[Start of section]

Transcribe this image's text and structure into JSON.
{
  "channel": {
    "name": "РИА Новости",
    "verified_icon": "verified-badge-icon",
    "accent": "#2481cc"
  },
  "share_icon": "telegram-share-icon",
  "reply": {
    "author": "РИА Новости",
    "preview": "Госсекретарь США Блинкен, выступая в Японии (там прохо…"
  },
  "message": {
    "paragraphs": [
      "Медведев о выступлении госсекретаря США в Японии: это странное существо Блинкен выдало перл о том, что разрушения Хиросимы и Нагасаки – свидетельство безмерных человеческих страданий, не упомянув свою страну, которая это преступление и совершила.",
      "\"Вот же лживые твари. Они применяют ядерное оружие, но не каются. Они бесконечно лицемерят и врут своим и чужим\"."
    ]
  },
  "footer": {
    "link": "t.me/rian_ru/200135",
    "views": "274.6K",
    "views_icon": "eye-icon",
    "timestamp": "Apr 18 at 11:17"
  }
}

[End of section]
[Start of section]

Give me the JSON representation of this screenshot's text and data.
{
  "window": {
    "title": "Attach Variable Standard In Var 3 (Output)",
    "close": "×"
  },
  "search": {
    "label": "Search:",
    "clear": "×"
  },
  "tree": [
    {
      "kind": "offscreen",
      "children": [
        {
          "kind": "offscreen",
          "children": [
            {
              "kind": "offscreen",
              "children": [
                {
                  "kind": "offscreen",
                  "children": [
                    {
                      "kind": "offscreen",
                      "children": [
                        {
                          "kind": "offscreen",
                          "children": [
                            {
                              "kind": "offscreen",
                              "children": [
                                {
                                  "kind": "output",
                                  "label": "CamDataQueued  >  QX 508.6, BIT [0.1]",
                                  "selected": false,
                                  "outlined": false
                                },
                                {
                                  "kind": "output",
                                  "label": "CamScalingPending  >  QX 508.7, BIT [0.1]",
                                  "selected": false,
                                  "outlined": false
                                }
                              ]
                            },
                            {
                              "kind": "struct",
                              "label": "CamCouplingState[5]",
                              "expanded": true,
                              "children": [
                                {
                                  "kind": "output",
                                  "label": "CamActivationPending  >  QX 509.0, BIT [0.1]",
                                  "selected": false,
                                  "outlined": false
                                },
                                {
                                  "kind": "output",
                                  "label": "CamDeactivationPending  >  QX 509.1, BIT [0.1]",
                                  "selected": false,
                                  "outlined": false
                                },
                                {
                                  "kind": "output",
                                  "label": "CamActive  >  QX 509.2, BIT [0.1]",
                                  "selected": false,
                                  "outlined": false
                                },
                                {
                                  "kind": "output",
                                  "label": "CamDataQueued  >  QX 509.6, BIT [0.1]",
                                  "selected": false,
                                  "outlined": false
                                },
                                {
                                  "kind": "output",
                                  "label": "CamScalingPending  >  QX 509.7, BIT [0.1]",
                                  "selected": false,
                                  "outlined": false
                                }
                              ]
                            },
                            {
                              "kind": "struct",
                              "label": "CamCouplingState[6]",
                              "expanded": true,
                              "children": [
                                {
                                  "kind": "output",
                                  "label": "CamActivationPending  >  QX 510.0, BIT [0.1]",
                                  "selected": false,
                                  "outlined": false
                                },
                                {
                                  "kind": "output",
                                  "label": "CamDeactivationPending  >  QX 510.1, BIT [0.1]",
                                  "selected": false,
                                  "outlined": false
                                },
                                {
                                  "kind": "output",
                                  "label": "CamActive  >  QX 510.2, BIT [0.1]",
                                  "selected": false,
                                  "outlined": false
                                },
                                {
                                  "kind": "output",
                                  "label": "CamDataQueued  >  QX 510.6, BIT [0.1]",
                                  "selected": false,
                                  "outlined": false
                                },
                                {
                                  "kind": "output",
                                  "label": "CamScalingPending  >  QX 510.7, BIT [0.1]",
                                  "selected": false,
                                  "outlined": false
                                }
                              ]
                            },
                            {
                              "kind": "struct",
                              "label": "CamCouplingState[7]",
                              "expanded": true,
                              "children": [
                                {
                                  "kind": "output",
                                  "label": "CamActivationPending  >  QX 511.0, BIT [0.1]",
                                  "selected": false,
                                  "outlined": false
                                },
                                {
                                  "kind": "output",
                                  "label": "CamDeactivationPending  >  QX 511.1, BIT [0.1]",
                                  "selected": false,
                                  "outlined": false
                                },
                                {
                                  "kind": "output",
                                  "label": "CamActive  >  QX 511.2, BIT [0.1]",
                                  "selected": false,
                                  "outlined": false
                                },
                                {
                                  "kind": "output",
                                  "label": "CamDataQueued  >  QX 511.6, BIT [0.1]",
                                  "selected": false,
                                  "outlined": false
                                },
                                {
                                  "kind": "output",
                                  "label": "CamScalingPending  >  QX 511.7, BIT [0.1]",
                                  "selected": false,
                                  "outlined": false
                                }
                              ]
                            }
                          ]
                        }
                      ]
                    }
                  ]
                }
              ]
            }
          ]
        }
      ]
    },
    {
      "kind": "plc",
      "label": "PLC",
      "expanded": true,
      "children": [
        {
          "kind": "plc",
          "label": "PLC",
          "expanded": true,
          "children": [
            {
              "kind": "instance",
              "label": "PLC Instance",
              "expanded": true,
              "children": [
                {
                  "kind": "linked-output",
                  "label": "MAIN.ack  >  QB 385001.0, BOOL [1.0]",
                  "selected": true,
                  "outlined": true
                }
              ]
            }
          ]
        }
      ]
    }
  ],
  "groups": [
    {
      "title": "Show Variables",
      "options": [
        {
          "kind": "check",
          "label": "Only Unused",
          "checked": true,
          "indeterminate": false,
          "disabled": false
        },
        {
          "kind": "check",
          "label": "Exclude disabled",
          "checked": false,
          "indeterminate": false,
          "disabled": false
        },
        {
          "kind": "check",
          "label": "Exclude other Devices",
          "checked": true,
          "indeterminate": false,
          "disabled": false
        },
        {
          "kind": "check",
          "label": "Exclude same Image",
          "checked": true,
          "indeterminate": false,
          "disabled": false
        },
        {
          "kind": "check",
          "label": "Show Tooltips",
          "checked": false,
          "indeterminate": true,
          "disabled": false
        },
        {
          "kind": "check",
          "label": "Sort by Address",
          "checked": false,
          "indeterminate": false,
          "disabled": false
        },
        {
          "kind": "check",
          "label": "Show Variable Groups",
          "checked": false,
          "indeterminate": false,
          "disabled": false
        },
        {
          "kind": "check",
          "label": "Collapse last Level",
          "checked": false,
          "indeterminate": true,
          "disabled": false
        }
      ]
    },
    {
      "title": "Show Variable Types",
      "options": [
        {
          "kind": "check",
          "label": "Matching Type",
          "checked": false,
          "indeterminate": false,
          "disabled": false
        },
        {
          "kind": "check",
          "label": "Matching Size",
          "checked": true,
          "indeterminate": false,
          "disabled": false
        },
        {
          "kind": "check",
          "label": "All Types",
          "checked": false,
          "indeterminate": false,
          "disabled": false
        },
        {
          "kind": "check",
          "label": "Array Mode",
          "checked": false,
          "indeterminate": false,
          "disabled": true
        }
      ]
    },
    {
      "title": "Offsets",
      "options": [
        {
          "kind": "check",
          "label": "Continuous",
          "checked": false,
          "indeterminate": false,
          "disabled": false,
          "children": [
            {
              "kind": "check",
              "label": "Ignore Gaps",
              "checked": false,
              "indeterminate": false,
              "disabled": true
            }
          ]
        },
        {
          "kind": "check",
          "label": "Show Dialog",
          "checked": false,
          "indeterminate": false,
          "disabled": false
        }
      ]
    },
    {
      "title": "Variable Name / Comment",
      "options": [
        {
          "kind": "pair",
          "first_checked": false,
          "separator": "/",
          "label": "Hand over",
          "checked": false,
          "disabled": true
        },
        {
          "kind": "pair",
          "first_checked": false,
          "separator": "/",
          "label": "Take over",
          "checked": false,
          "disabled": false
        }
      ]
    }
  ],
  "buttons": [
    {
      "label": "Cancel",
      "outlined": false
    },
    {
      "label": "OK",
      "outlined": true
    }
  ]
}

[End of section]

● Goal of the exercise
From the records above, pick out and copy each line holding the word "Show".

● Response
      "title": "Show Variables",
          "label": "Show Tooltips",
          "label": "Show Variable Groups",
      "title": "Show Variable Types",
          "label": "Show Dialog",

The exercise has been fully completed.